-- Activity --
Look through the records and copy each line that has "Default" in it.

● ● ● ● ● ● ●

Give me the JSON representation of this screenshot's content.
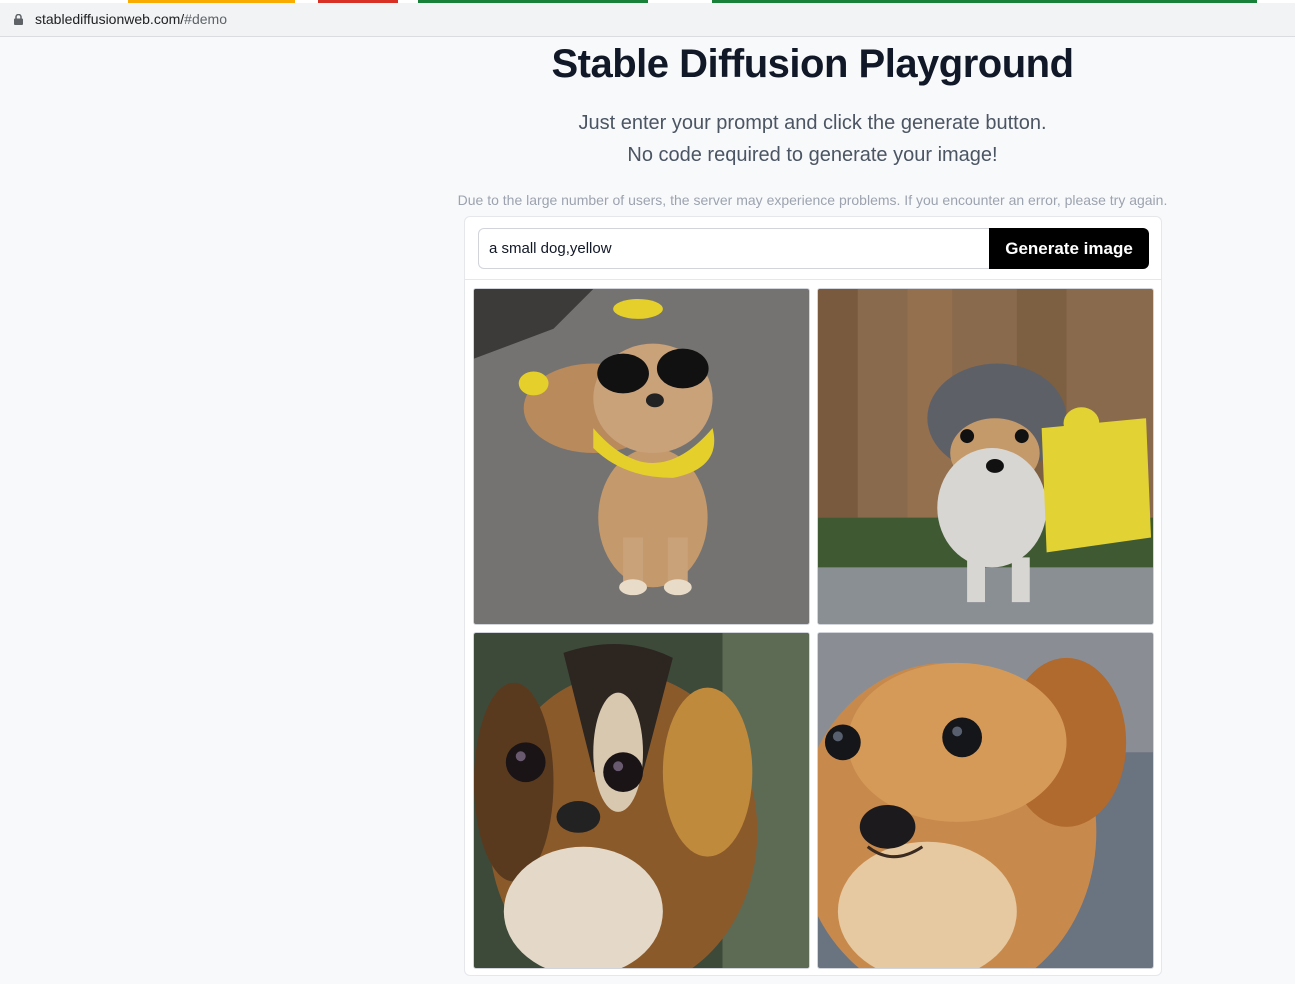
{
  "browser": {
    "url_host": "stablediffusionweb.com/",
    "url_hash": "#demo",
    "icons": {
      "lock": "lock-icon"
    }
  },
  "page": {
    "title": "Stable Diffusion Playground",
    "subtitle_line1": "Just enter your prompt and click the generate button.",
    "subtitle_line2": "No code required to generate your image!",
    "notice": "Due to the large number of users, the server may experience problems. If you encounter an error, please try again."
  },
  "generator": {
    "prompt_value": "a small dog,yellow",
    "generate_label": "Generate image",
    "results": [
      {
        "subject": "small tan dog with sunglasses and yellow knit scarf"
      },
      {
        "subject": "small grey-tan dog with yellow backpack"
      },
      {
        "subject": "close-up small tan and black dog"
      },
      {
        "subject": "close-up small ginger dog"
      }
    ]
  },
  "colors": {
    "button_bg": "#000000",
    "title": "#111827",
    "accent_yellow": "#f2dc2a"
  }
}
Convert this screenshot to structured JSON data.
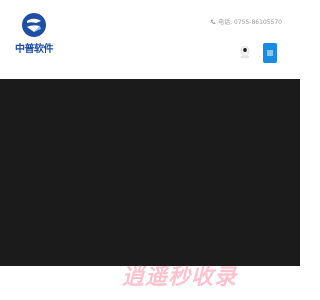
{
  "header": {
    "logo_text": "中普软件",
    "phone_text": "电话: 0755-86105570",
    "menu_icon": "hamburger-menu-icon",
    "brand_color": "#1f4fa3",
    "menu_button_color": "#1a8be0"
  },
  "hero": {
    "background_color": "#1b1b1b"
  },
  "watermark": {
    "text": "逍遥秒收录",
    "color": "#ff2a55"
  }
}
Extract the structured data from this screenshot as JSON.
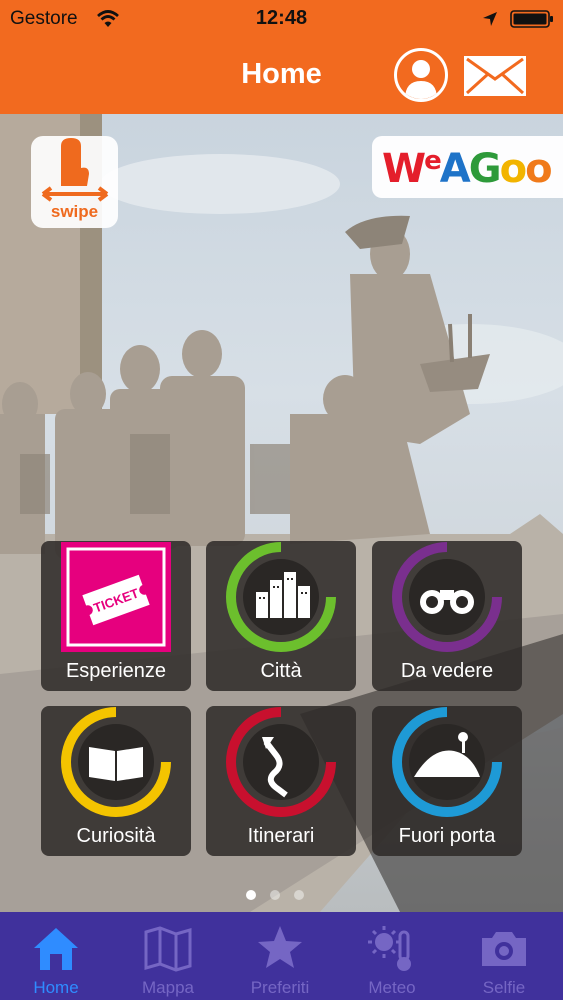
{
  "status_bar": {
    "carrier": "Gestore",
    "time": "12:48",
    "wifi_icon": "wifi-icon",
    "location_icon": "location-arrow-icon",
    "battery_icon": "battery-icon"
  },
  "header": {
    "title": "Home",
    "profile_icon": "user-icon",
    "mail_icon": "envelope-icon",
    "background_color": "#f26a1f"
  },
  "overlay": {
    "swipe_label": "swipe",
    "brand": [
      "W",
      "e",
      "A",
      "G",
      "o",
      "o"
    ]
  },
  "tiles": [
    {
      "label": "Esperienze",
      "icon": "ticket-icon",
      "color": "#e6007e"
    },
    {
      "label": "Città",
      "icon": "city-buildings-icon",
      "color": "#6cbf2d"
    },
    {
      "label": "Da vedere",
      "icon": "binoculars-icon",
      "color": "#7a2f8e"
    },
    {
      "label": "Curiosità",
      "icon": "open-book-icon",
      "color": "#f4c400"
    },
    {
      "label": "Itinerari",
      "icon": "winding-road-icon",
      "color": "#c8102e"
    },
    {
      "label": "Fuori porta",
      "icon": "landscape-icon",
      "color": "#1e9ad6"
    }
  ],
  "pager": {
    "count": 3,
    "active": 0
  },
  "tab_bar": {
    "background_color": "#40319c",
    "active_color": "#2f8cff",
    "items": [
      {
        "label": "Home",
        "icon": "home-icon",
        "active": true
      },
      {
        "label": "Mappa",
        "icon": "map-icon",
        "active": false
      },
      {
        "label": "Preferiti",
        "icon": "star-icon",
        "active": false
      },
      {
        "label": "Meteo",
        "icon": "weather-sun-thermometer-icon",
        "active": false
      },
      {
        "label": "Selfie",
        "icon": "camera-icon",
        "active": false
      }
    ]
  }
}
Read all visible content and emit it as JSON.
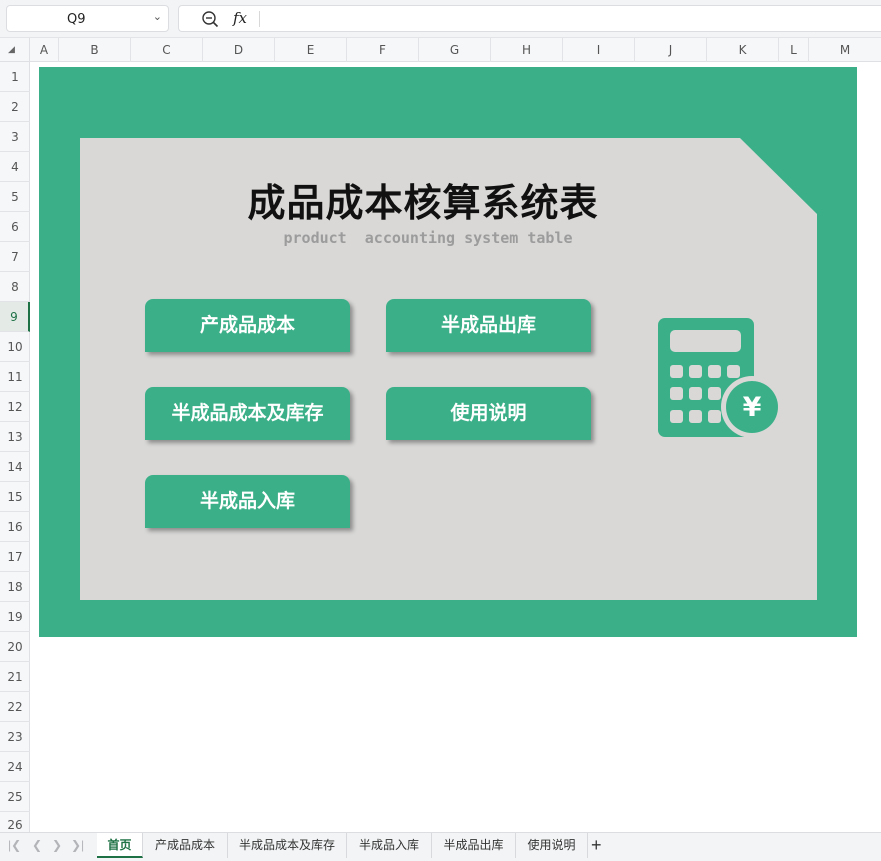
{
  "formula_bar": {
    "cell_ref": "Q9",
    "formula": "",
    "fx_label": "fx"
  },
  "columns": [
    "A",
    "B",
    "C",
    "D",
    "E",
    "F",
    "G",
    "H",
    "I",
    "J",
    "K",
    "L",
    "M"
  ],
  "rows": [
    "1",
    "2",
    "3",
    "4",
    "5",
    "6",
    "7",
    "8",
    "9",
    "10",
    "11",
    "12",
    "13",
    "14",
    "15",
    "16",
    "17",
    "18",
    "19",
    "20",
    "21",
    "22",
    "23",
    "24",
    "25",
    "26"
  ],
  "selected_row": "9",
  "dashboard": {
    "title": "成品成本核算系统表",
    "subtitle": "product  accounting system table",
    "buttons": [
      {
        "label": "产成品成本"
      },
      {
        "label": "半成品出库"
      },
      {
        "label": "半成品成本及库存"
      },
      {
        "label": "使用说明"
      },
      {
        "label": "半成品入库"
      }
    ],
    "calculator_symbol": "¥",
    "icon": "calculator-yen-icon",
    "colors": {
      "frame_green": "#3bb088",
      "panel_gray": "#d9d8d7"
    }
  },
  "sheet_tabs": [
    {
      "label": "首页",
      "active": true
    },
    {
      "label": "产成品成本",
      "active": false
    },
    {
      "label": "半成品成本及库存",
      "active": false
    },
    {
      "label": "半成品入库",
      "active": false
    },
    {
      "label": "半成品出库",
      "active": false
    },
    {
      "label": "使用说明",
      "active": false
    }
  ],
  "tab_add_label": "+"
}
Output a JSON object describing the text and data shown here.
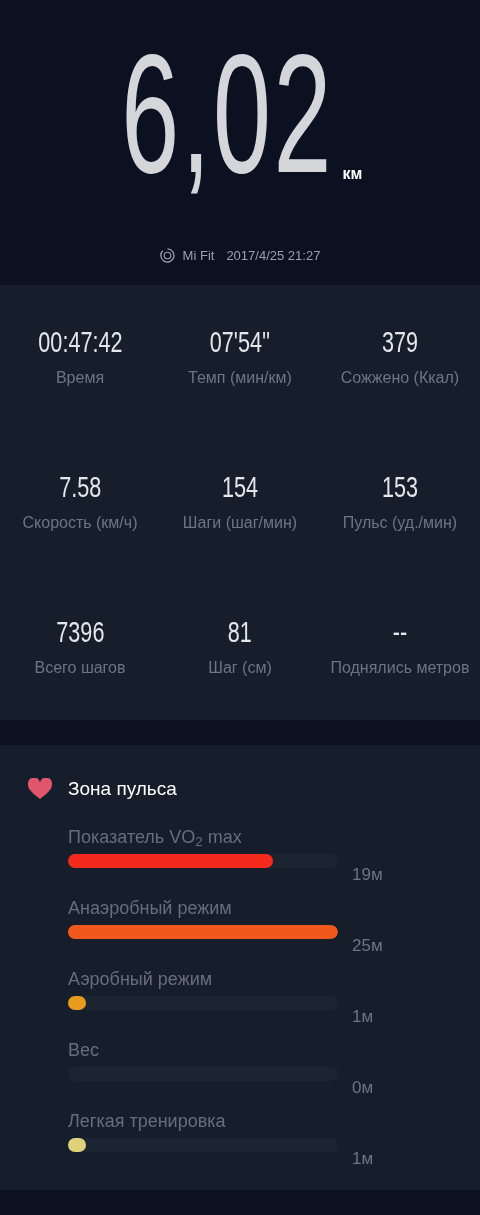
{
  "distance": {
    "value": "6,02",
    "unit": "км"
  },
  "source": {
    "app": "Mi Fit",
    "datetime": "2017/4/25 21:27"
  },
  "stats": [
    {
      "value": "00:47:42",
      "label": "Время"
    },
    {
      "value": "07'54''",
      "label": "Темп (мин/км)"
    },
    {
      "value": "379",
      "label": "Сожжено (Ккал)"
    },
    {
      "value": "7.58",
      "label": "Скорость (км/ч)"
    },
    {
      "value": "154",
      "label": "Шаги (шаг/мин)"
    },
    {
      "value": "153",
      "label": "Пульс (уд./мин)"
    },
    {
      "value": "7396",
      "label": "Всего шагов"
    },
    {
      "value": "81",
      "label": "Шаг (см)"
    },
    {
      "value": "--",
      "label": "Поднялись метров"
    }
  ],
  "heart_zone": {
    "title": "Зона пульса",
    "zones": [
      {
        "label": "Показатель VO$_{2}$ max",
        "level": 0.76,
        "reading": "19м",
        "color": "#f52a1d"
      },
      {
        "label": "Анаэробный режим",
        "level": 1,
        "reading": "25м",
        "color": "#f0581c"
      },
      {
        "label": "Аэробный режим",
        "level": 0.065,
        "reading": "1м",
        "color": "#e89c1e"
      },
      {
        "label": "Вес",
        "reading": "0м"
      },
      {
        "label": "Легкая тренировка",
        "level": 0.065,
        "reading": "1м",
        "color": "#e0d27a"
      }
    ]
  }
}
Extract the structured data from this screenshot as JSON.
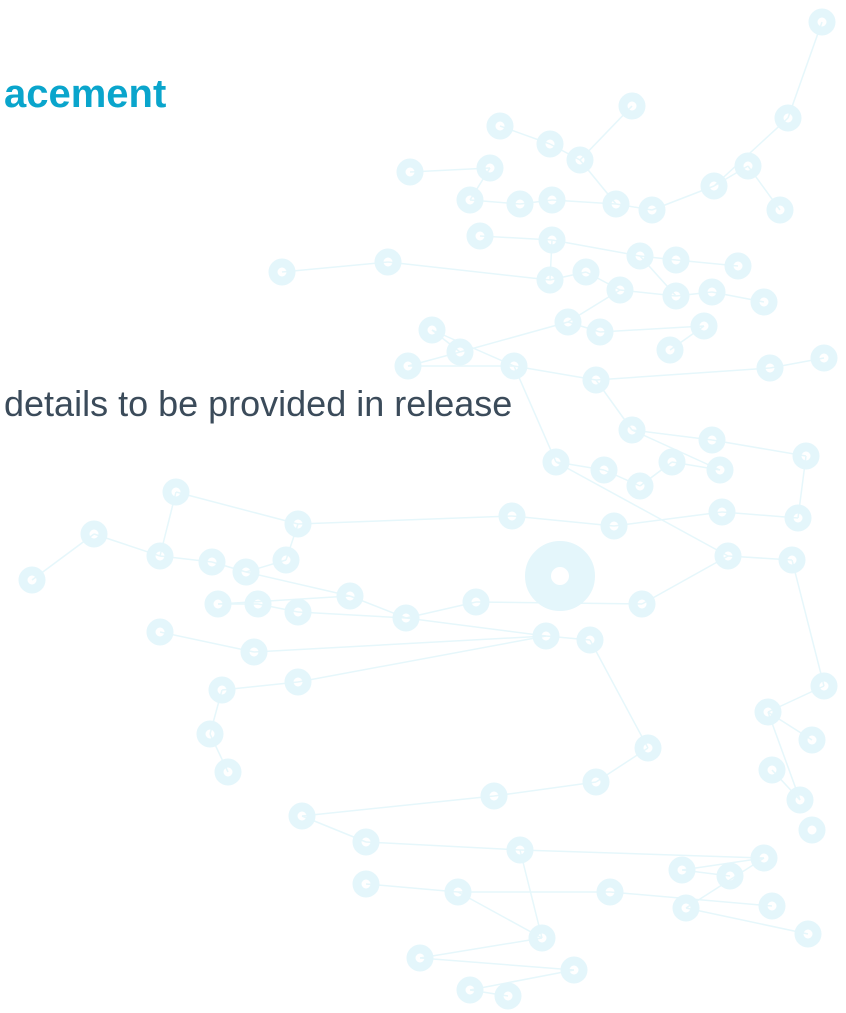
{
  "slide": {
    "title": "acement",
    "body": "details to be provided in release",
    "colors": {
      "title": "#0aa5cc",
      "body": "#3b4b5a",
      "network": "#e4f6fb"
    },
    "decoration": "network-graph-watermark"
  }
}
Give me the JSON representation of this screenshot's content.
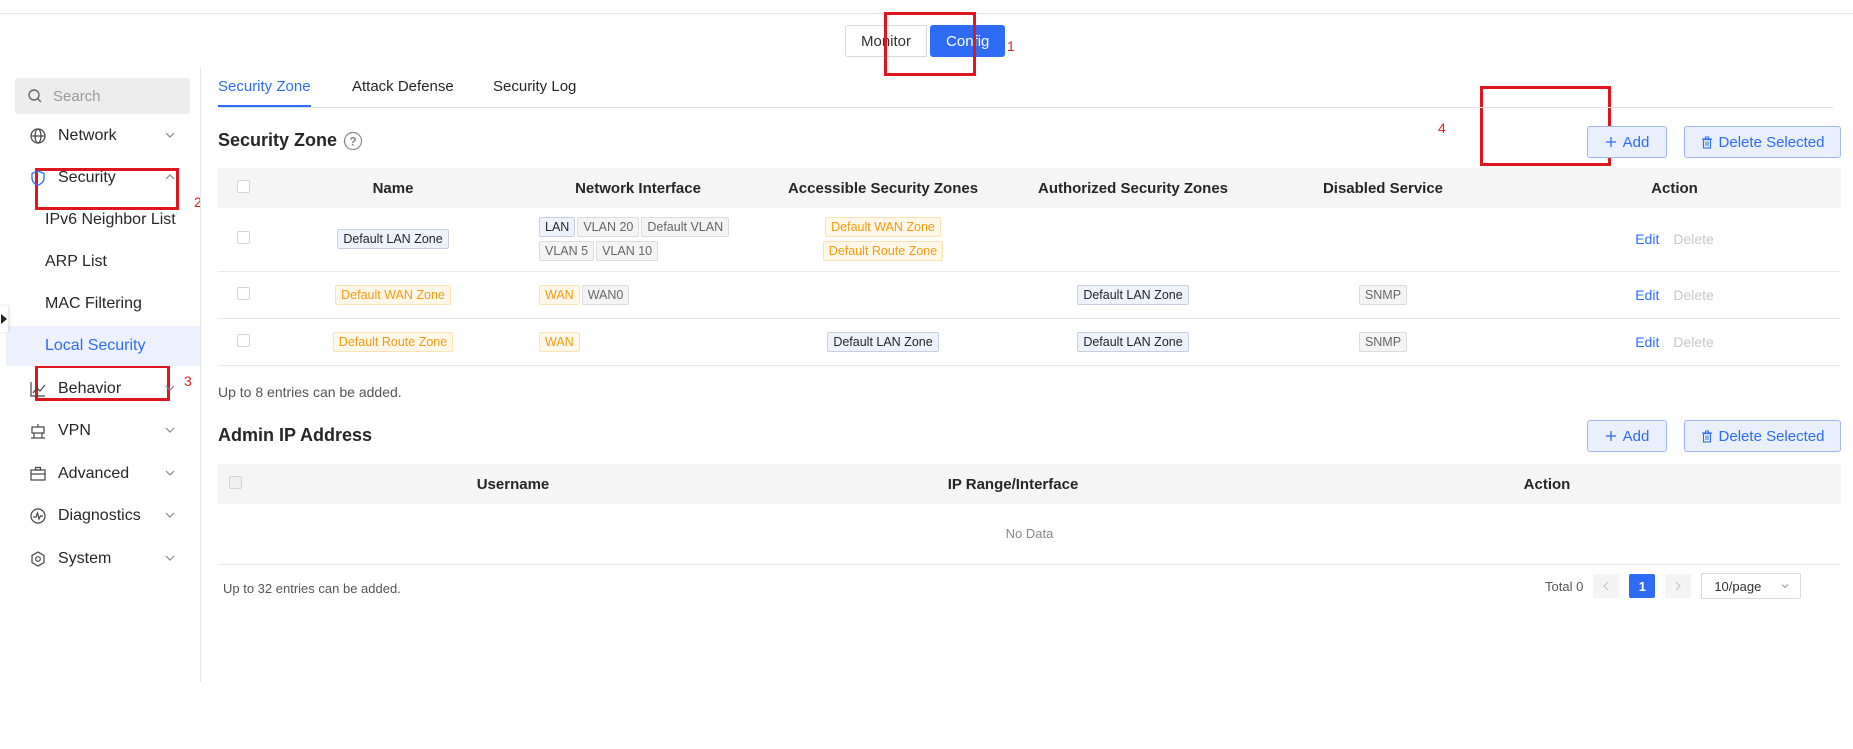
{
  "mode_switch": {
    "monitor_label": "Monitor",
    "config_label": "Config"
  },
  "annotations": {
    "a1": "1",
    "a2": "2",
    "a3": "3",
    "a4": "4"
  },
  "sidebar": {
    "search_placeholder": "Search",
    "items": [
      {
        "label": "Network",
        "icon": "globe-icon"
      },
      {
        "label": "Security",
        "icon": "shield-icon"
      },
      {
        "label": "Behavior",
        "icon": "chart-line-icon"
      },
      {
        "label": "VPN",
        "icon": "vpn-icon"
      },
      {
        "label": "Advanced",
        "icon": "briefcase-icon"
      },
      {
        "label": "Diagnostics",
        "icon": "diagnostics-icon"
      },
      {
        "label": "System",
        "icon": "system-icon"
      }
    ],
    "security_sub": [
      "IPv6 Neighbor List",
      "ARP List",
      "MAC Filtering",
      "Local Security"
    ]
  },
  "tabs": [
    "Security Zone",
    "Attack Defense",
    "Security Log"
  ],
  "security_zone": {
    "title": "Security Zone",
    "add_label": "Add",
    "delete_selected_label": "Delete Selected",
    "columns": [
      "Name",
      "Network Interface",
      "Accessible Security Zones",
      "Authorized Security Zones",
      "Disabled Service",
      "Action"
    ],
    "rows": [
      {
        "name": "Default LAN Zone",
        "interfaces": [
          "LAN",
          "VLAN 20",
          "Default VLAN",
          "VLAN 5",
          "VLAN 10"
        ],
        "accessible": [
          "Default WAN Zone",
          "Default Route Zone"
        ],
        "authorized": [],
        "disabled": []
      },
      {
        "name": "Default WAN Zone",
        "interfaces": [
          "WAN",
          "WAN0"
        ],
        "accessible": [],
        "authorized": [
          "Default LAN Zone"
        ],
        "disabled": [
          "SNMP"
        ]
      },
      {
        "name": "Default Route Zone",
        "interfaces": [
          "WAN"
        ],
        "accessible": [
          "Default LAN Zone"
        ],
        "authorized": [
          "Default LAN Zone"
        ],
        "disabled": [
          "SNMP"
        ]
      }
    ],
    "edit_label": "Edit",
    "delete_label": "Delete",
    "note": "Up to 8 entries can be added."
  },
  "admin_ip": {
    "title": "Admin IP Address",
    "add_label": "Add",
    "delete_selected_label": "Delete Selected",
    "columns": [
      "Username",
      "IP Range/Interface",
      "Action"
    ],
    "empty_text": "No Data",
    "note": "Up to 32 entries can be added.",
    "total_label": "Total 0",
    "current_page": "1",
    "page_size": "10/page"
  }
}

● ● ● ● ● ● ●

-- Solution to this task --
        "name": "Default LAN Zone",
          "Default VLAN",
          "Default WAN Zone",
          "Default Route Zone"
        "name": "Default WAN Zone",
          "Default LAN Zone"
        "name": "Default Route Zone",
          "Default LAN Zone"
          "Default LAN Zone"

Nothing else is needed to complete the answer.